One of the biggest reasons that Bruno does not want to leave Berlin is that it means leaving behind his three friends, Karl, Daniel, and Martin.
One of the first things we learn about these boys is that, unlike Bruno, they have a firm understanding of what their fathers do for a living. Karl’s father is a greengrocer, Daniel’s father is a teacher, and Martin’s father is a chef.
When Bruno’s mother explains to him that the family will be leaving Berlin, one of the first questions he asks relates to how he will spend time with these three friends. He struggles to process his mother’s response, which is to tell him that he will need to “say goodbye to [them] for the time being.” His mother flippantly tells him that he will make other friends. The four boys had made great plans involving “causing a lot of chaos” for the upcoming summer holidays, and Bruno argues with his mother about the move until she snaps at him and instructs him to go upstairs and help pack his things.
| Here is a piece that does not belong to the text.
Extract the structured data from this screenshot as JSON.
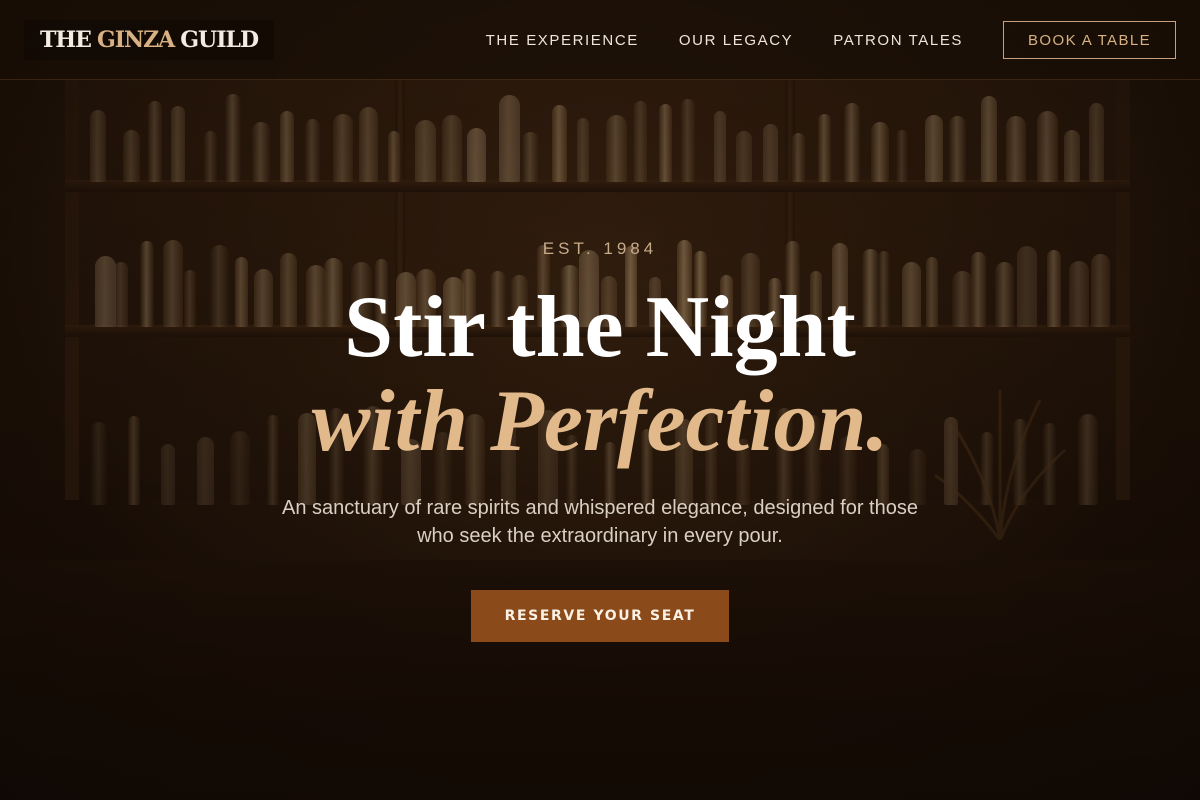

After adjusting to the move, Bruno realizes that the life he had lived in Berlin feels very distant, and he can “hardly even remember what Karl, Daniel or Martin looked like.” Later, he couldn’t even remember Daniel and Martin’s names. By this time, he has acknowledged that his new friend across the fence, Shmuel, means more to than his friends back in Berlin ever had.